THE DIVISION BELL Page 8-9 (OTTO IN RED)
- A RED MOON
- DEAN MOOR
- DEAN ROOM
- DEAR MOON
- READ MOON
- O DREAM ON
SAND +RED FACING EELS/WHALES/DOLPHINS?
SAND = SABLE (BLACK)
OCHRE = GULES
SHELLFISH = MUREX
maroon = purple made of seashells - DEEP PURPLE...
Maroon = HTML CODE #800000
red ochre, (purpura) TYRIA ROCK SHELL, DOG WHELK
seashell symbolism: resurrection (>COMING BACK TO LIFE?)
SAND BED - STELLA MARIS? - Something coloured in red? > otto is the only page number in red.
Anagram: A RED MOON.
EYE - OTTO - OCTOGON - RED-PURPLE-scarlet-MUREX - PATTERN
Sources of Purple Dye
"In order to understand why a particular color of clothing would have conveyed such prestige it is necessary to learn a little bit about the history of this particular dye.

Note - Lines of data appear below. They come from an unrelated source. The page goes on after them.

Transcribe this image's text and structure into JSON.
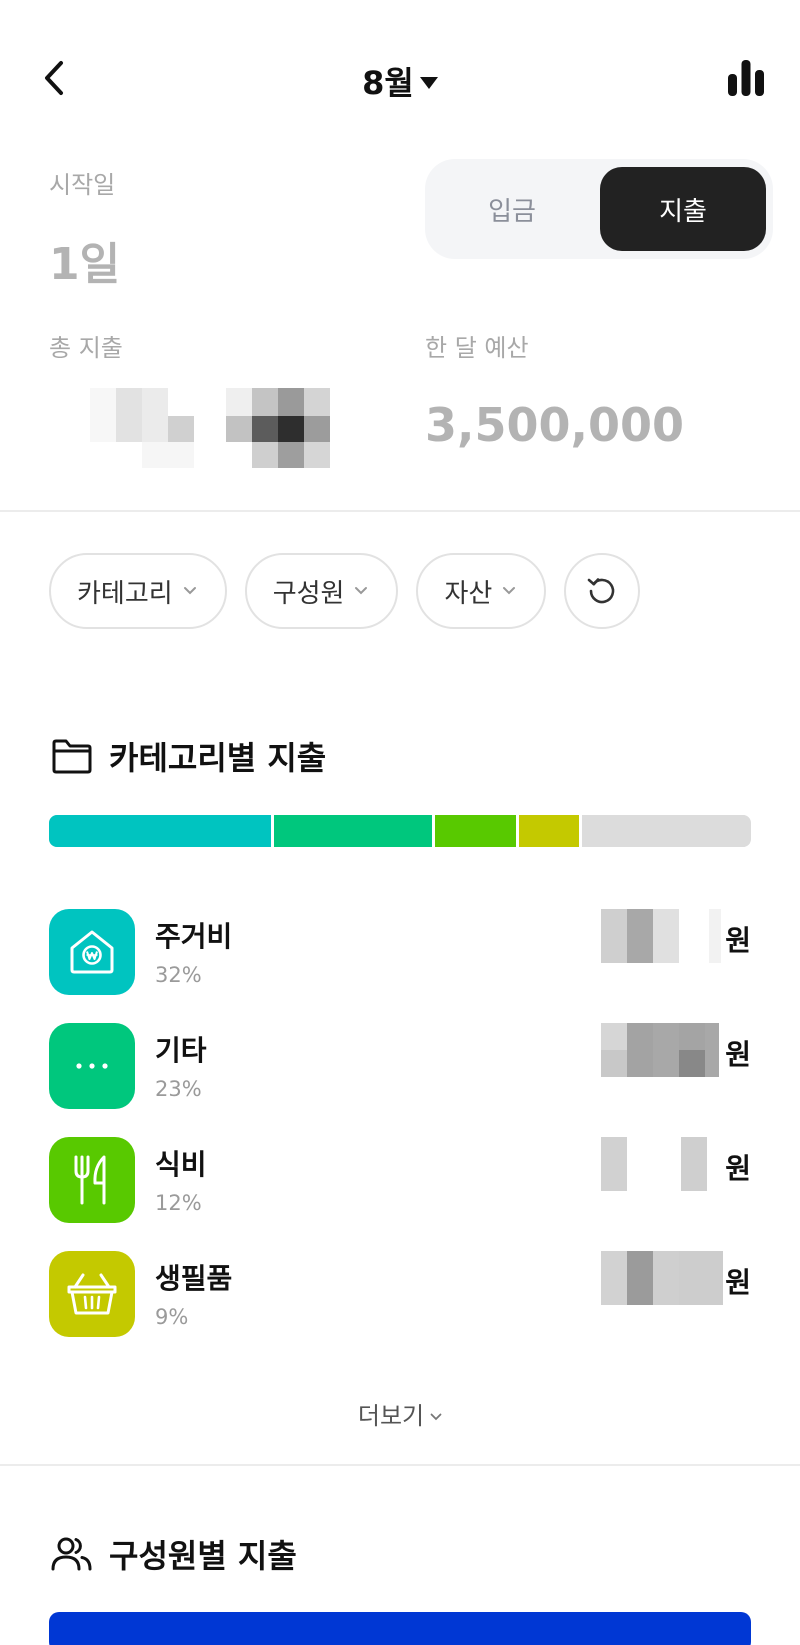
{
  "header": {
    "month": "8월"
  },
  "start": {
    "label": "시작일",
    "value": "1일"
  },
  "toggle": {
    "income": "입금",
    "expense": "지출",
    "selected": "expense"
  },
  "total": {
    "label": "총 지출"
  },
  "budget": {
    "label": "한 달 예산",
    "value": "3,500,000"
  },
  "filters": [
    {
      "label": "카테고리"
    },
    {
      "label": "구성원"
    },
    {
      "label": "자산"
    }
  ],
  "category_section": {
    "title": "카테고리별 지출"
  },
  "category_bar": [
    {
      "color": "#00c4c0",
      "share": 0.32
    },
    {
      "color": "#00c77d",
      "share": 0.23
    },
    {
      "color": "#58c900",
      "share": 0.12
    },
    {
      "color": "#c4c900",
      "share": 0.09
    },
    {
      "color": "#dcdcdc",
      "share": 0.24
    }
  ],
  "categories": [
    {
      "name": "주거비",
      "percent": "32%",
      "currency": "원",
      "color": "#00c4c0",
      "icon": "house-icon"
    },
    {
      "name": "기타",
      "percent": "23%",
      "currency": "원",
      "color": "#00c77d",
      "icon": "more-dots-icon"
    },
    {
      "name": "식비",
      "percent": "12%",
      "currency": "원",
      "color": "#58c900",
      "icon": "fork-knife-icon"
    },
    {
      "name": "생필품",
      "percent": "9%",
      "currency": "원",
      "color": "#c4c900",
      "icon": "basket-icon"
    }
  ],
  "more": {
    "label": "더보기"
  },
  "member_section": {
    "title": "구성원별 지출",
    "bar_color": "#0037d4"
  }
}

At one time, dyes, such as purple, scarlet, yellow and indigo were made from natural plant, animal and mineral products. The products were often dried, pulverized and then mixed with liquids in order to form dyes for clothing and other textiles. (Today, many dyes for clothing are made synthetically in laboratories, through chemical processes involving products such as aniline.)
The purple dye used in ancient religious and royal robes most likely came from one of several types of shellfish: a) Murex brandaris, b) Murex trunculus, c) Helix ianthina, d) Purpura lapillus, or perhaps e) Purpura haemastoma. One legend suggests that the dye was discovered by Helen of Troy, who when strolling along the beach to pass the time while in captivity, noticed that her dog had chewed into a large shellfish and its mouth had become purple as a result (Jensen 1963: 106).
The two chief sources for this purple dye are Murex trunculus and Murex brandaris, and the shades of dye produced these sources can range from bright red, to blue, and to deep, almost black, purple. The dye extracted from these shellfish is extremely valuable (hence the prestige associated with purple clothing), since it's not only rare but also costly to produce. Only a few drops of the liquid used to make the dye can be extracted from each shellfish, and, according to one recipe, in order to dye 1,000 pounds of wool, 111 pounds of the Murex secretion and 200 pounds of the Purpura secretion were required (Stieglitz 1994: 46). According to Renata Pompas, "it was necessary to have 12,000 murex or molluscs for 1.4 grams of pigment, scarcely enough for dying a single dress the size of the Roman toga." It is no wonder then, that this dye was used primarily to treat the garments of wealthy or privileged individuals."